  1. Reading Fishman declaring that "Arabs don't read books" is very disappointing. Imagine how indignant he would be if someone wrote a negative comment about Jews. Right wing religious Jews in Israel, probably from North America, are among the most openly racist and bigoted people around. It is disgraceful.

Comments are closed.

SocialTwist Tell-a-Friend

Tzvi Fishman, author of the Jewish Press blog Felafel on Rye and author of more than a dozen books.
Current Top Story
Banner at Tehran military parade, Sept. 23, 2013. Although the English statement is relatively mild, in Persian and Arabic it says “Death to America.”
Iran Says Nuclear Deal ‘Impossible’ by Nov. 24 Deadline
Latest Blogs Stories
Doug Goldstein

Today”s discussion: “The effects of current geopolitical situation around the world on investing.”

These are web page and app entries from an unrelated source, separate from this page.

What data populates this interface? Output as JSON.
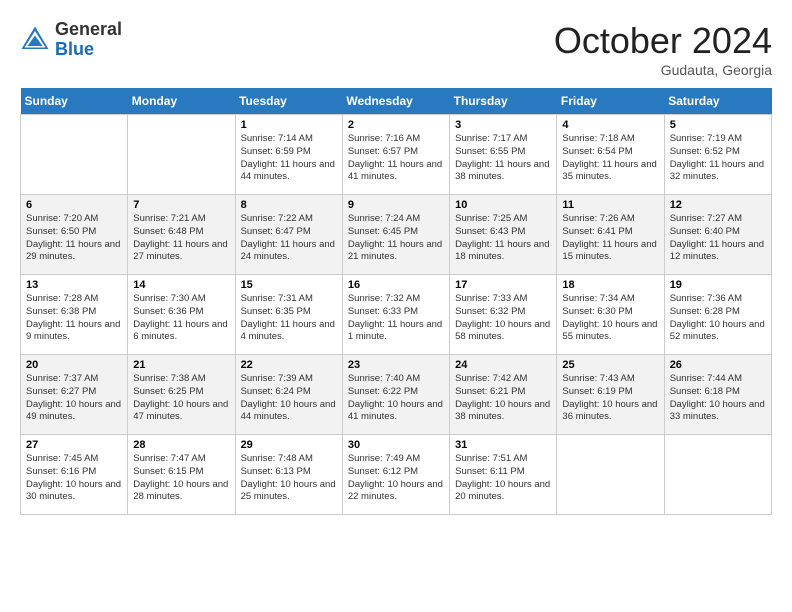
{
  "header": {
    "logo": {
      "general": "General",
      "blue": "Blue"
    },
    "title": "October 2024",
    "location": "Gudauta, Georgia"
  },
  "calendar": {
    "weekdays": [
      "Sunday",
      "Monday",
      "Tuesday",
      "Wednesday",
      "Thursday",
      "Friday",
      "Saturday"
    ],
    "weeks": [
      [
        {
          "day": "",
          "info": ""
        },
        {
          "day": "",
          "info": ""
        },
        {
          "day": "1",
          "info": "Sunrise: 7:14 AM\nSunset: 6:59 PM\nDaylight: 11 hours and 44 minutes."
        },
        {
          "day": "2",
          "info": "Sunrise: 7:16 AM\nSunset: 6:57 PM\nDaylight: 11 hours and 41 minutes."
        },
        {
          "day": "3",
          "info": "Sunrise: 7:17 AM\nSunset: 6:55 PM\nDaylight: 11 hours and 38 minutes."
        },
        {
          "day": "4",
          "info": "Sunrise: 7:18 AM\nSunset: 6:54 PM\nDaylight: 11 hours and 35 minutes."
        },
        {
          "day": "5",
          "info": "Sunrise: 7:19 AM\nSunset: 6:52 PM\nDaylight: 11 hours and 32 minutes."
        }
      ],
      [
        {
          "day": "6",
          "info": "Sunrise: 7:20 AM\nSunset: 6:50 PM\nDaylight: 11 hours and 29 minutes."
        },
        {
          "day": "7",
          "info": "Sunrise: 7:21 AM\nSunset: 6:48 PM\nDaylight: 11 hours and 27 minutes."
        },
        {
          "day": "8",
          "info": "Sunrise: 7:22 AM\nSunset: 6:47 PM\nDaylight: 11 hours and 24 minutes."
        },
        {
          "day": "9",
          "info": "Sunrise: 7:24 AM\nSunset: 6:45 PM\nDaylight: 11 hours and 21 minutes."
        },
        {
          "day": "10",
          "info": "Sunrise: 7:25 AM\nSunset: 6:43 PM\nDaylight: 11 hours and 18 minutes."
        },
        {
          "day": "11",
          "info": "Sunrise: 7:26 AM\nSunset: 6:41 PM\nDaylight: 11 hours and 15 minutes."
        },
        {
          "day": "12",
          "info": "Sunrise: 7:27 AM\nSunset: 6:40 PM\nDaylight: 11 hours and 12 minutes."
        }
      ],
      [
        {
          "day": "13",
          "info": "Sunrise: 7:28 AM\nSunset: 6:38 PM\nDaylight: 11 hours and 9 minutes."
        },
        {
          "day": "14",
          "info": "Sunrise: 7:30 AM\nSunset: 6:36 PM\nDaylight: 11 hours and 6 minutes."
        },
        {
          "day": "15",
          "info": "Sunrise: 7:31 AM\nSunset: 6:35 PM\nDaylight: 11 hours and 4 minutes."
        },
        {
          "day": "16",
          "info": "Sunrise: 7:32 AM\nSunset: 6:33 PM\nDaylight: 11 hours and 1 minute."
        },
        {
          "day": "17",
          "info": "Sunrise: 7:33 AM\nSunset: 6:32 PM\nDaylight: 10 hours and 58 minutes."
        },
        {
          "day": "18",
          "info": "Sunrise: 7:34 AM\nSunset: 6:30 PM\nDaylight: 10 hours and 55 minutes."
        },
        {
          "day": "19",
          "info": "Sunrise: 7:36 AM\nSunset: 6:28 PM\nDaylight: 10 hours and 52 minutes."
        }
      ],
      [
        {
          "day": "20",
          "info": "Sunrise: 7:37 AM\nSunset: 6:27 PM\nDaylight: 10 hours and 49 minutes."
        },
        {
          "day": "21",
          "info": "Sunrise: 7:38 AM\nSunset: 6:25 PM\nDaylight: 10 hours and 47 minutes."
        },
        {
          "day": "22",
          "info": "Sunrise: 7:39 AM\nSunset: 6:24 PM\nDaylight: 10 hours and 44 minutes."
        },
        {
          "day": "23",
          "info": "Sunrise: 7:40 AM\nSunset: 6:22 PM\nDaylight: 10 hours and 41 minutes."
        },
        {
          "day": "24",
          "info": "Sunrise: 7:42 AM\nSunset: 6:21 PM\nDaylight: 10 hours and 38 minutes."
        },
        {
          "day": "25",
          "info": "Sunrise: 7:43 AM\nSunset: 6:19 PM\nDaylight: 10 hours and 36 minutes."
        },
        {
          "day": "26",
          "info": "Sunrise: 7:44 AM\nSunset: 6:18 PM\nDaylight: 10 hours and 33 minutes."
        }
      ],
      [
        {
          "day": "27",
          "info": "Sunrise: 7:45 AM\nSunset: 6:16 PM\nDaylight: 10 hours and 30 minutes."
        },
        {
          "day": "28",
          "info": "Sunrise: 7:47 AM\nSunset: 6:15 PM\nDaylight: 10 hours and 28 minutes."
        },
        {
          "day": "29",
          "info": "Sunrise: 7:48 AM\nSunset: 6:13 PM\nDaylight: 10 hours and 25 minutes."
        },
        {
          "day": "30",
          "info": "Sunrise: 7:49 AM\nSunset: 6:12 PM\nDaylight: 10 hours and 22 minutes."
        },
        {
          "day": "31",
          "info": "Sunrise: 7:51 AM\nSunset: 6:11 PM\nDaylight: 10 hours and 20 minutes."
        },
        {
          "day": "",
          "info": ""
        },
        {
          "day": "",
          "info": ""
        }
      ]
    ]
  }
}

jerusalem_flag

According to PM Netanyahu, the bill would enshrine full equality under law to all Israeli citizens.

Funeral for Druze policeman Zidan Saif, slain in a gun battle Tuesday with the murderers of Jews praying in a Jerusalem synagogue.

Master Sergeant Zidan Saif (Zt”L) a Druze from the Galilee, was shot and killed saving Jewish lives.

President Ruby Rivlin

President Rivlin’s recent statements are only half right, and that’s why he’s completely wrong.

This is our song “Learn to Love;” May joy and light be restored to Jerusalem speedily in our days.

I have a dream…President Obama will go to that prison, Pardon Jonathan Pollard and set him free

The burden of proof that a person is against Israel but not anti-Semitic rests on that person.

Bibi’s promising a good battle, not a victory in the war; We need to WIN the war against terrorism!

For 1000s of years it was perfectly OK for Jews to pray on Herod’s Extension of the Temple Mount.

The focus on the “Occupation” since 1967 is yet another invention to justify hatred and murder.

It should be clear Israel’s existence is not the real issue; the issue is Islamic fundamentalism.

But I am not afraid.I know this is Jewish land, not because of UN/foreign gov’ts saying we can exist

A grassroots initiative of hundreds of Chareidim from Har Nof is underway to attend the funeral of Zidan Saif and to pay their respects to the fallen policeman and to the Druze community in the village of Yanuch-Jat in Northern Israel.

Discover the world of NY high society and its intrigue.

A Jew is no more exempt in this war by living in the US or UK than I am enlisted by living in Efrat

Officer Zidan Sayif saved lives in the Har Nof Massacre, but was shot in the head and is now fighting for his life.

More Articles from Tzvi Fishman

Printed from: http://www.jewishpress.com/blogs/felafel-on-rye/dont-ask-what-israel-can-do-for-you-ask-what-you-can-do-for-israel/2012/05/22/

Scan this QR code to visit this page online: